On November 4, 2016, the U.S. Court of Appeals for the D.C. Circuit (the “D.C. Circuit”) rejected Sierra Club’s arguments that FERC’s environmental review under the National Environmental Policy Act of 1969 (“NEPA”) of Cheniere Energy Inc.’s (“Cheniere”) Corpus Christi, Texas liquefied natural gas (“LNG”) export project (the “Corpus Christi Project”) was inadequate. Notably, the D.C. Circuit held that FERC does not have to address the indirect environmental effects of anticipated exports of LNG in its NEPA review because the U.S. Department of Energy (the “DOE”) has sole authority to approve the export of natural gas.

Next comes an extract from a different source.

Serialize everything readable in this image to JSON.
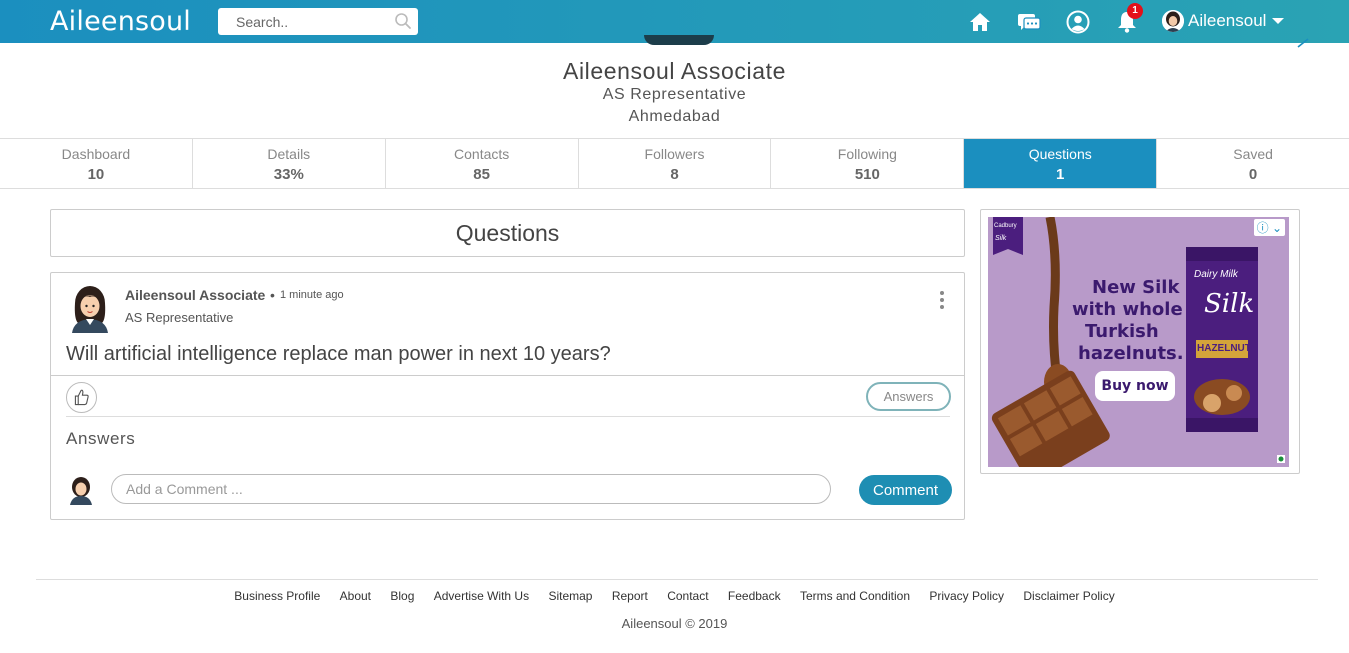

FERC originally approved the construction of the Corpus Christi Project in 2014. Shortly thereafter, Sierra Club petitioned the D.C. Circuit for review of FERC’s approval, arguing that FERC’s environmental review under NEPA was inadequate because FERC: (1) did not address the indirect effects of the anticipated export of natural gas; (2) did not consider the cumulative impacts of the Corpus Christi Project with other projects; (3) violated the hard look doctrine by not considering the use of electric motors at the Corpus Christi Project; and (4) did not adequately consider the impacts of greenhouse gas emissions by the Corpus Christi Project.
The D.C. Circuit denied Sierra Club’s petition for review. In denying review, the D.C. Circuit stated that FERC does not have to “address the indirect effects of the anticipated export of natural gas…because the [DOE], not [FERC], has the sole authority to license the export of any natural gas.” The D.C. Circuit also held that, in its cumulative-impact analysis, FERC “need only consider the effect of the current project[s] along with any other past, present or likely future actions in the same geographic area as the project[s] under review.” Additionally, the D.C. Circuit held that FERC did not violate the hard look doctrine because it discussed electric motors as an alternative in “reasonable detail” and concluded they were inappropriate due to their environmental impacts and reliability concerns, and because they were unnecessary to meet certain air quality standards. Finally, the D.C. Circuit rejected Sierra Club’s arguments regarding greenhouse gas emissions, stating that the D.C. Circuit had previously rejected identical arguments relating to the social cost of carbon and federal greenhouse gas emission reduction goals in prior cases.